People experiencing homelessness often have no place to go during the day, and figuring out where to find a meal, get an ID card, do laundry, and get started on the journey to finding a home takes a lot of effort and coordination. Day centers can help.
This article is part of our 2019 contribution to the DC Homeless Crisis Reporting Project in collaboration with other local newsrooms. You can see all of our collective work published throughout the day at DCHomelessCrisis.press and join the public Facebook group to discuss how to act on this information and add context to areas we may have overlooked.
Washington D.C. is one of the most intense summer “heat islands” of any U.S. city. Temperatures during the summer can soar 21 degrees higher than surrounding rural areas, according to a report by Climate Central. And the population at greatest risk of suffering from heat-related illnesses in the summer is people experiencing homelessness.
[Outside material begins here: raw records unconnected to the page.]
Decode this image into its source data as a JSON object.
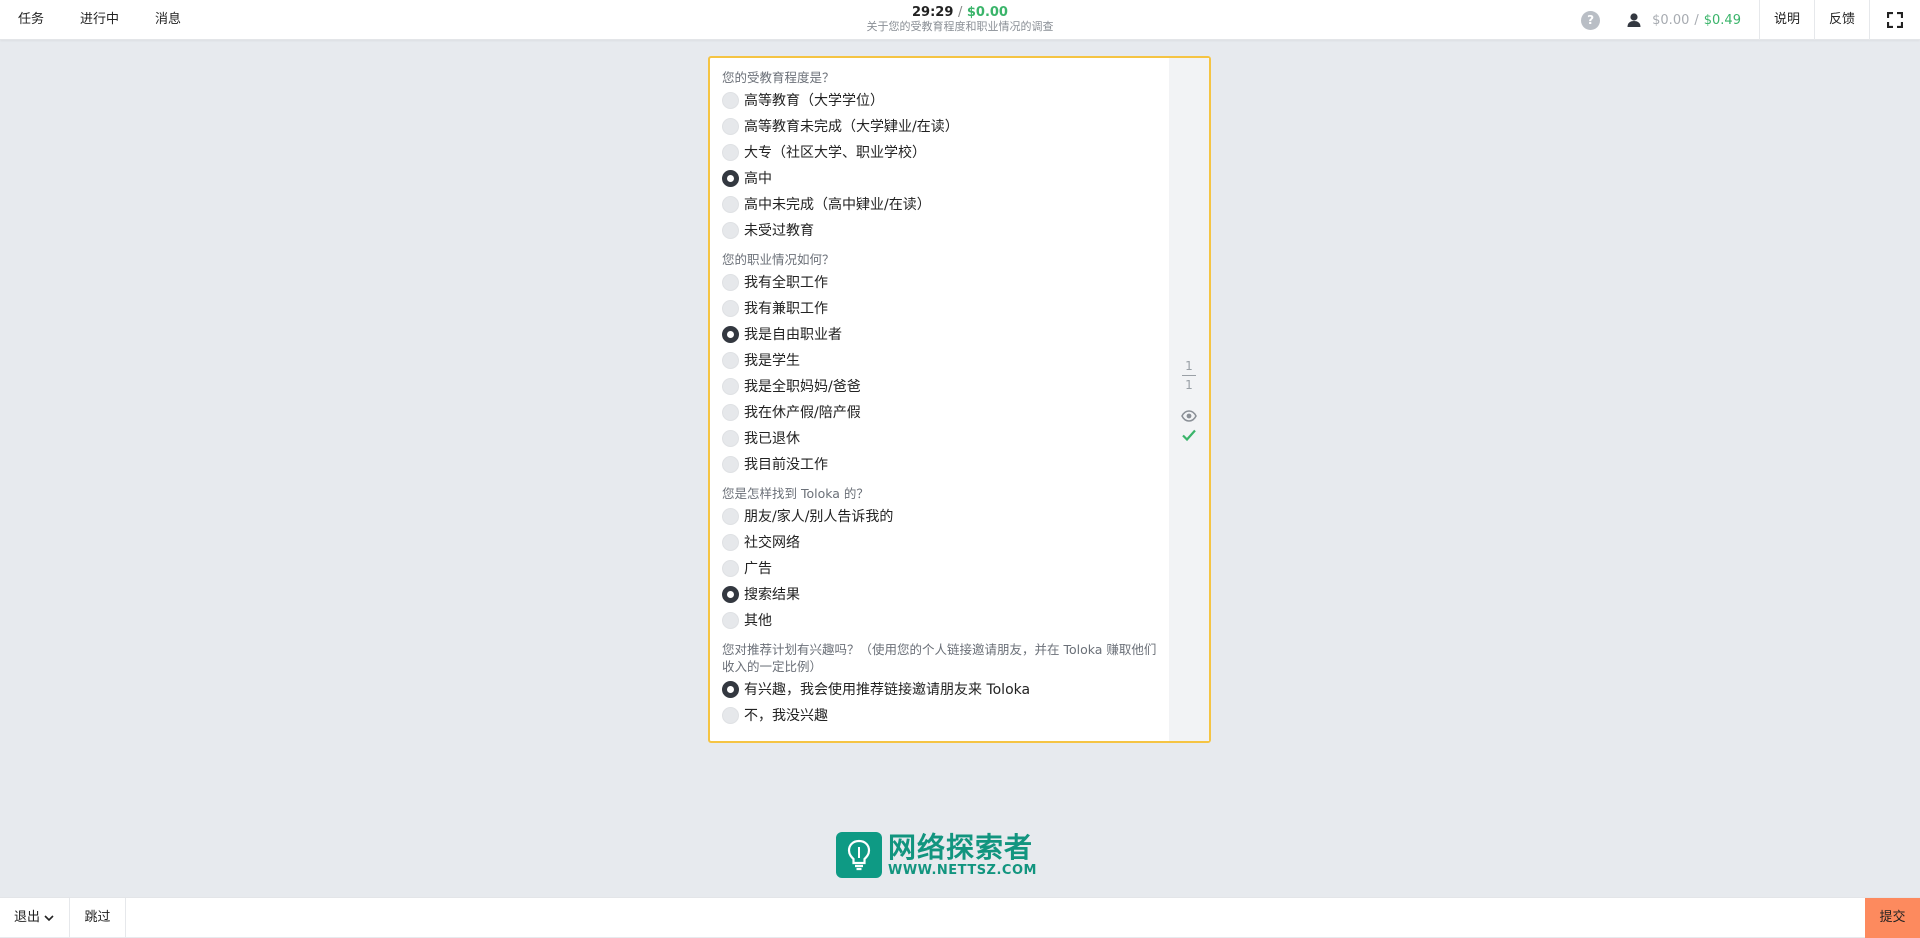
{
  "nav": {
    "tasks": "任务",
    "in_progress": "进行中",
    "messages": "消息"
  },
  "header": {
    "timer": "29:29",
    "separator": "/",
    "reward": "$0.00",
    "subtitle": "关于您的受教育程度和职业情况的调查"
  },
  "right_nav": {
    "help_icon": "question-circle",
    "balance_icon": "user-icon",
    "balance_grey": "$0.00",
    "balance_sep": "/",
    "balance_green": "$0.49",
    "instructions": "说明",
    "feedback": "反馈",
    "fullscreen_icon": "expand"
  },
  "form": {
    "questions": [
      {
        "title": "您的受教育程度是？",
        "options": [
          {
            "label": "高等教育（大学学位）",
            "checked": false
          },
          {
            "label": "高等教育未完成（大学肄业/在读）",
            "checked": false
          },
          {
            "label": "大专（社区大学、职业学校）",
            "checked": false
          },
          {
            "label": "高中",
            "checked": true
          },
          {
            "label": "高中未完成（高中肄业/在读）",
            "checked": false
          },
          {
            "label": "未受过教育",
            "checked": false
          }
        ]
      },
      {
        "title": "您的职业情况如何？",
        "options": [
          {
            "label": "我有全职工作",
            "checked": false
          },
          {
            "label": "我有兼职工作",
            "checked": false
          },
          {
            "label": "我是自由职业者",
            "checked": true
          },
          {
            "label": "我是学生",
            "checked": false
          },
          {
            "label": "我是全职妈妈/爸爸",
            "checked": false
          },
          {
            "label": "我在休产假/陪产假",
            "checked": false
          },
          {
            "label": "我已退休",
            "checked": false
          },
          {
            "label": "我目前没工作",
            "checked": false
          }
        ]
      },
      {
        "title": "您是怎样找到 Toloka 的？",
        "options": [
          {
            "label": "朋友/家人/别人告诉我的",
            "checked": false
          },
          {
            "label": "社交网络",
            "checked": false
          },
          {
            "label": "广告",
            "checked": false
          },
          {
            "label": "搜索结果",
            "checked": true
          },
          {
            "label": "其他",
            "checked": false
          }
        ]
      },
      {
        "title": "您对推荐计划有兴趣吗？（使用您的个人链接邀请朋友，并在 Toloka 赚取他们收入的一定比例）",
        "options": [
          {
            "label": "有兴趣，我会使用推荐链接邀请朋友来 Toloka",
            "checked": true
          },
          {
            "label": "不，我没兴趣",
            "checked": false
          }
        ]
      }
    ]
  },
  "side": {
    "page_current": "1",
    "page_total": "1",
    "eye_icon": "eye",
    "check_icon": "checkmark",
    "check_color": "#3ab46a"
  },
  "watermark": {
    "cn": "网络探索者",
    "url": "WWW.NETTSZ.COM"
  },
  "bottom": {
    "exit": "退出",
    "skip": "跳过",
    "submit": "提交"
  },
  "colors": {
    "accent_border": "#f5c443",
    "submit_bg": "#fd8a5e",
    "money_green": "#3ab46a",
    "logo_teal": "#0e9a84"
  }
}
On a recent morning, a man pushed a metal cart northward along the intersection of 16 th and K streets NW. Pedestrians shuffled past him talking on their phones. Red city taxis idled near The Capital Hilton waiting to ferry guests.
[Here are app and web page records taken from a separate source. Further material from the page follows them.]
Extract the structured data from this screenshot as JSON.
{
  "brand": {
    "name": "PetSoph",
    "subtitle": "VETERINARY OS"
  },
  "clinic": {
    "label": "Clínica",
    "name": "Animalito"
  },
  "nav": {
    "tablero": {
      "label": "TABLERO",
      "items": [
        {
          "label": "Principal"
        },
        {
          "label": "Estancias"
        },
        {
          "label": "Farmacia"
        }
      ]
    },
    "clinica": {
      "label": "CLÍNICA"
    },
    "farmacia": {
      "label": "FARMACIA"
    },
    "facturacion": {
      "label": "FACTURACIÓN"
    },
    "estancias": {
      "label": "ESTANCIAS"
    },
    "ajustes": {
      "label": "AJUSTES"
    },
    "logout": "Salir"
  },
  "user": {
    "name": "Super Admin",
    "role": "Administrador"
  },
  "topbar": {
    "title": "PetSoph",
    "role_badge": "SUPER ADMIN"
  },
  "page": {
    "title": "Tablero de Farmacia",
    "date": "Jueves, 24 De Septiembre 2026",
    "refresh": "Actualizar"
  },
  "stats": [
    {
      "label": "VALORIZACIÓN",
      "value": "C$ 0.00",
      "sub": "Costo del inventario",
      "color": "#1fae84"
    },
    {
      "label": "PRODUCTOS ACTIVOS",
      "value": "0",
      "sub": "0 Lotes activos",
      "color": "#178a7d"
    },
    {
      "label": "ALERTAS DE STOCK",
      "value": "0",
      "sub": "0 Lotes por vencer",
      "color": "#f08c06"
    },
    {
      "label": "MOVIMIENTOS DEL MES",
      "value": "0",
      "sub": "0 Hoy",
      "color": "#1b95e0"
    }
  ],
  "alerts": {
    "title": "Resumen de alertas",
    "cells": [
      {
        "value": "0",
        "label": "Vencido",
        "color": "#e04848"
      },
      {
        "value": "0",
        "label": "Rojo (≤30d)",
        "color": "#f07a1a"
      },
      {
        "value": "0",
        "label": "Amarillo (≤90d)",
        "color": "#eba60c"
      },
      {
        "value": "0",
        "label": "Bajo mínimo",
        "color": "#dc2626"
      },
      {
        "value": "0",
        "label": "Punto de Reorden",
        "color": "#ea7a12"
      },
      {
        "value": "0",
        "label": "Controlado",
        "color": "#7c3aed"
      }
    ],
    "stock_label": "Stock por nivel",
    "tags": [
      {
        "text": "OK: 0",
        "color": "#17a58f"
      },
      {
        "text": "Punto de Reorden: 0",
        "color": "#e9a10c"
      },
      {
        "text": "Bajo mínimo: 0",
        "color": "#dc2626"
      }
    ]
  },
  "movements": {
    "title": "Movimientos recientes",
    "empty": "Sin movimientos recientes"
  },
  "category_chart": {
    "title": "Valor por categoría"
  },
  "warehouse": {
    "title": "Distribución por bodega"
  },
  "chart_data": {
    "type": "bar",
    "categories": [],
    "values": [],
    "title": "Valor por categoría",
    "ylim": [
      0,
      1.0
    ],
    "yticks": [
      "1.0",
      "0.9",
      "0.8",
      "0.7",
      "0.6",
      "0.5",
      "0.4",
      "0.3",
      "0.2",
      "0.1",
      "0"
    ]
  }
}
It is perhaps, one of the greatest ironies for the unsheltered people living in the underpasses at K, L, and M Streets N.E.- to be amidst a sea of vacancies in high-rise condos and luxury apartment buildings, and yet, have no place to call your own. On Thursday, Jan.
Around 50 people gathered inside of New York Avenue Presbyterian Church on Friday, Dec. 20, in honor of National Homeless Person’s Memorial Day. The service was just one part of a series of events taking place in over 180 cities to remember those who had passed away during the year while experiencing homelessness.
At 5 p.m. on Thursday, Dec. 19, 2019, an assembly gathered inside Luther Place Church, located on 14th St NW north of Thomas Circle, to commemorate the lives of 81 people who died without homes last year.